Question: The crown of my plant stops growing and divides into 3-4 little sucker-crowns. The plant seems to be dividing at the crown and I can’t seem to distinguish which one is the true crown. I had a plant do this previously, and when the two crowns were large enough, I split them and got two plants.

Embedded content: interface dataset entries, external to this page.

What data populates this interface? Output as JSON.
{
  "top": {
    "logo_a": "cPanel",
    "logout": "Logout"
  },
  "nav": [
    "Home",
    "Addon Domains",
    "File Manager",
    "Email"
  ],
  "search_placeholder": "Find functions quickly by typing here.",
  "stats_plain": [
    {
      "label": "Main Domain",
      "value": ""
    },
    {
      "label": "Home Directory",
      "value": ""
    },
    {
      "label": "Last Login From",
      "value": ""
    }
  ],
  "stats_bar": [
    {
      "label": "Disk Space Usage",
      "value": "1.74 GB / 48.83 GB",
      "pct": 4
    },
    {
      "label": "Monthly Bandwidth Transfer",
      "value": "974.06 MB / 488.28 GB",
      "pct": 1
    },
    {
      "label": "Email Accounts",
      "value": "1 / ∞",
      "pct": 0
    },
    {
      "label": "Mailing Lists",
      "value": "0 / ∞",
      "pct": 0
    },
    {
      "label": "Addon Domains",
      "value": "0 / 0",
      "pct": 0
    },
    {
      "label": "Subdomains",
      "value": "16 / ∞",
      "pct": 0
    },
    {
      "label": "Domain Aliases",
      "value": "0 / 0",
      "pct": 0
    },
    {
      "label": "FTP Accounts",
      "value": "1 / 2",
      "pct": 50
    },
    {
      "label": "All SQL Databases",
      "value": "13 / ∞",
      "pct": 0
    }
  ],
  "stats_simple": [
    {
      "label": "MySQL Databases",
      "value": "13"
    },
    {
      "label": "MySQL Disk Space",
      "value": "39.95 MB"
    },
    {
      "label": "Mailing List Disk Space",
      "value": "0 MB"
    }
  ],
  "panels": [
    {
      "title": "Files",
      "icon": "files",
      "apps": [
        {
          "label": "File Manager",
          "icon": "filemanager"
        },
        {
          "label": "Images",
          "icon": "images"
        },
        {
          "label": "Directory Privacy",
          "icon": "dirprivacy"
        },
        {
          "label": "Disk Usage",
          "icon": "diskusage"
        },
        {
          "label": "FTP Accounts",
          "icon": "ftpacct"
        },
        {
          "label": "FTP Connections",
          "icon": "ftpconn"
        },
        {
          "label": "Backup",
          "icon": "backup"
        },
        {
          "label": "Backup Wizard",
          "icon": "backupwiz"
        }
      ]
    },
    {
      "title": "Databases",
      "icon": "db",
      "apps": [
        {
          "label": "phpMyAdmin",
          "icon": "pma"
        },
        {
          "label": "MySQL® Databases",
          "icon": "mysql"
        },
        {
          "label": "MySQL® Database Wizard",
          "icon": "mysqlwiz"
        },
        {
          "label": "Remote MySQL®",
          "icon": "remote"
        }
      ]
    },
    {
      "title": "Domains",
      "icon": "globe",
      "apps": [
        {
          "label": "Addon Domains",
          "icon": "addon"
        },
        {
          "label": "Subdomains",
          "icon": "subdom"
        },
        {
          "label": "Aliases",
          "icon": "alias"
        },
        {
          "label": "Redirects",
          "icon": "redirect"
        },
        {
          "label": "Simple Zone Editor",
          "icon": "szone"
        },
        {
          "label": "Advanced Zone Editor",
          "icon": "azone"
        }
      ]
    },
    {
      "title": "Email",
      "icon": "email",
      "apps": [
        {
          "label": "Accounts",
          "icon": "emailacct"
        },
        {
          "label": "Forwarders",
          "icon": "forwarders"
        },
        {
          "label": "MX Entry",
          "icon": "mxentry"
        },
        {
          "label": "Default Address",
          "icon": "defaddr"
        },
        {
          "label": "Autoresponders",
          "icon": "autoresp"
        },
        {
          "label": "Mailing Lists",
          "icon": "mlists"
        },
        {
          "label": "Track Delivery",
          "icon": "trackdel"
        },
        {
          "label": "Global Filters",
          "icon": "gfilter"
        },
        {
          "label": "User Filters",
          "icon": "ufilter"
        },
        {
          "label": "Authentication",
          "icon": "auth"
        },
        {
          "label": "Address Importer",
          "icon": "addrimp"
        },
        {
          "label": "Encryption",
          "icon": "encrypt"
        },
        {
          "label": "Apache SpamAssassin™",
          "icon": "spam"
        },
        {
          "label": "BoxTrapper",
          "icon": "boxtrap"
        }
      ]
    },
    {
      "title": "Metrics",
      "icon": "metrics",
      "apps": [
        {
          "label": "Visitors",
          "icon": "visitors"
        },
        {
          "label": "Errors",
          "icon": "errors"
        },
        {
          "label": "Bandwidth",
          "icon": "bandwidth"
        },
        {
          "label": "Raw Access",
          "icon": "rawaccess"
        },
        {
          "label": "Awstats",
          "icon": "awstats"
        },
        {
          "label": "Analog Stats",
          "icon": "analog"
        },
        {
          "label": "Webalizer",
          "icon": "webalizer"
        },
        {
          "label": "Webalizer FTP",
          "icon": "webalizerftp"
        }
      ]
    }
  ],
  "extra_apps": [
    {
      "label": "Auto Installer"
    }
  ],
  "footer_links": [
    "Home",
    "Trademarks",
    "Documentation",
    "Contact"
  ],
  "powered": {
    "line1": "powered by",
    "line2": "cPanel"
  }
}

Answer: “Crown-suckers” can be especially disfiguring, since identifying the true crown, as well as their removal, can be difficult. Their cause can be either cultural or genetic. An African violet will often sucker when subjected to stress–it’s a means of survival. Extreme heat, overfertilization, a toxic reaction to chemicals, and disbudding are a few of the possible causes. In each case, the plant tries to survive by vegetatively reproducing itself through suckering. In many other cases, unfortunately, this habit is genetic. These varieties will tend to crown-sucker more often than others, especially when subjected to stressful conditions. An example is an older variety of ours, ‘Rob’s April Storm’ which, though beautiful, would always seem to do this at the worst of times (like when grown for show). Even different plants grown from leaf cuttings would tend to do this eventually (the trait being genetic).
The best recommendation would be to provide good culture, minimizing stress, and to avoid growing varieties with this habit (which can be hard to know before the fact). Propagate only from plants of this variety that tend not to have this habit. Once crown-suckers begin to form, carefully remove them, if this can be done, to allow only one crown to develop, or let each crown grow to a size large enough where they can be divided into separate plants, as was done by this grower.